The theft of trade secrets has become a major cyber concern for organizations across the globe. As much as $300 billion annually is lost by companies and agencies each year because of trade secret theft -- that's well over the amount of value the United States exported to the entire European Union in 2013, so it's not a small number. While the theft of intellectual property and is often enabled by technology devices, such as flash and external drives that now hold terabytes worth of data, the culprit can often be an existing or former employee.
To protect trade secrets, organizations have to tighten down cybersecurity while also creating strong security policies and practices. Companies should begin with defining exactly what information it deems to be trade secrets. For a food service company, the recipes and ingredient lists might be highly valuable; for a technology company, the schematics of various devices might need to be guarded. Trade secrets are any information that has commercial value, is not easy to attain through proper, legal channels, and is subject to efforts to maintain the confidentiality of the data.
Once information is identified as being a trade secret, organizations should create policies to protect it. Begin with making the information need-to-know; not everyone that works for a soft drink company needs to know exactly what goes into each recipe. Train employees who are provided with trade secret access to safeguard it, and put technology in place that makes it difficult to copy, send or move data.
By taking appropriate steps, businesses can help keep their trade secrets safe. If your trade secrets are exposed, you might have legal options for seeking reparation from the responsible party.
Source: CSO Online, "Stopping trade secret theft in your organization," Frederick Scholl, April 10, 2017

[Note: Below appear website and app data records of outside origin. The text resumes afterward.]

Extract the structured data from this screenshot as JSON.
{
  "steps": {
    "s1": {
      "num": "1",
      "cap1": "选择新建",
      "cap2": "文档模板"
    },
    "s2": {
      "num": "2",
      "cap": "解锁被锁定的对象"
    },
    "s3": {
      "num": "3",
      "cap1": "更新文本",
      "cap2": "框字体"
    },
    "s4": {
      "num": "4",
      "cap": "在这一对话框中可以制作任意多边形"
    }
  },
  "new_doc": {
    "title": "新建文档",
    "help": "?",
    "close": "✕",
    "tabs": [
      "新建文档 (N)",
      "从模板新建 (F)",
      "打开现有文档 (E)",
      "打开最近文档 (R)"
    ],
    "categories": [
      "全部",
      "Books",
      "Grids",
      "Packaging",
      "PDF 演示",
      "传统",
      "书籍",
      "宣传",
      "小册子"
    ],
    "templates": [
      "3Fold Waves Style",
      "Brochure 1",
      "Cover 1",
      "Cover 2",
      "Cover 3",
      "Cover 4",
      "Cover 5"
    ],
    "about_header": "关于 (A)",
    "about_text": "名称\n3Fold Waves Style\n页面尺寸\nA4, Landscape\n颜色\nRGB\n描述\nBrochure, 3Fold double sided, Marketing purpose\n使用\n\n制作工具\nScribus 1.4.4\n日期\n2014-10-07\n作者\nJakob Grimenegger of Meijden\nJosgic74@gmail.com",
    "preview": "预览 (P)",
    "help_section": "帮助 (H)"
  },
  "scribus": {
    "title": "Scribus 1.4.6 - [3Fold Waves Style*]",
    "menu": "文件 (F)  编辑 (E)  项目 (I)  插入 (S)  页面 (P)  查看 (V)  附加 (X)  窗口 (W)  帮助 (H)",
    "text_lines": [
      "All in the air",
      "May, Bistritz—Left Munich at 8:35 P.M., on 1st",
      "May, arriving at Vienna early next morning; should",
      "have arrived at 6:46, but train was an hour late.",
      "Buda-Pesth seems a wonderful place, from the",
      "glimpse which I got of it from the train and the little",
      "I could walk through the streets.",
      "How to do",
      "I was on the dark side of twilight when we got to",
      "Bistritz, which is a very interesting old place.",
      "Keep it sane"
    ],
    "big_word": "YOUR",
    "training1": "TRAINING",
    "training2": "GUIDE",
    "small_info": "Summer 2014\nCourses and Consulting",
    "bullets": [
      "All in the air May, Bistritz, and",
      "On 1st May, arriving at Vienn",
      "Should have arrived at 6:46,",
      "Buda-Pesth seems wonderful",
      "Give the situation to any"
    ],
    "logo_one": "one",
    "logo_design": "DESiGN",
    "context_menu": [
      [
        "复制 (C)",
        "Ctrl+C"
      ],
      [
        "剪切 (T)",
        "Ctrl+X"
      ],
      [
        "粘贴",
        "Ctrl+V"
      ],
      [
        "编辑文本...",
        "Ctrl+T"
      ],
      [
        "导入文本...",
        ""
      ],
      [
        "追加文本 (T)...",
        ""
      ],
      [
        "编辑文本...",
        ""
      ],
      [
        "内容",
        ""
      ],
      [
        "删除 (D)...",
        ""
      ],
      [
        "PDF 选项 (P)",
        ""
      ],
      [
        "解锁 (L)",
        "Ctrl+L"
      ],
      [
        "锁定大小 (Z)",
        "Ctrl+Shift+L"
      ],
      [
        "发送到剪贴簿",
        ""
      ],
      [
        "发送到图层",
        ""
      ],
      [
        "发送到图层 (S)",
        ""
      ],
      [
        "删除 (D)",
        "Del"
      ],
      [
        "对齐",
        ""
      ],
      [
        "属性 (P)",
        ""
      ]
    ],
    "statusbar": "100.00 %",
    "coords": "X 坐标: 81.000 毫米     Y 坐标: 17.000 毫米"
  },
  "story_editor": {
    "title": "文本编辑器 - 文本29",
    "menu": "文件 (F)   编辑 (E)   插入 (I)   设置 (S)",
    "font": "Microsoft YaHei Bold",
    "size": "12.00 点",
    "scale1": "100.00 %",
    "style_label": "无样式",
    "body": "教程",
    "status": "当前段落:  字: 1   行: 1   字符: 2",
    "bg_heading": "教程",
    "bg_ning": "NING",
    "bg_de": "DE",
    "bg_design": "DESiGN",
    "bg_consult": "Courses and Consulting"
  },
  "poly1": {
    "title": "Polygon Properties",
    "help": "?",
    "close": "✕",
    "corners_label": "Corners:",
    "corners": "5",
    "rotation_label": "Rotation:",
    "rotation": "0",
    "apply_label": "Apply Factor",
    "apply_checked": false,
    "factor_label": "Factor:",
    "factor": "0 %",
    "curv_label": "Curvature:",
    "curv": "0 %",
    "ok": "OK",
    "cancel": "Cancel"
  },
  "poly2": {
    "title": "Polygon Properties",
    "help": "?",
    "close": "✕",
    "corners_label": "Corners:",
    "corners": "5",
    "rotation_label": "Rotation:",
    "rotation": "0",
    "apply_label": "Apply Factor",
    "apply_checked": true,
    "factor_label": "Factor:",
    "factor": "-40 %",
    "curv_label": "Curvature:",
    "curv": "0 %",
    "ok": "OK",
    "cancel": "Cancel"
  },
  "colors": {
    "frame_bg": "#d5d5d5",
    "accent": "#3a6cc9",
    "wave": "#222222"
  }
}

The author's opinions expressed in this article are strictly his/her own and should not be attributed to any others, including other attorneys at Klein DeNatale Goldner or the law firm as a whole.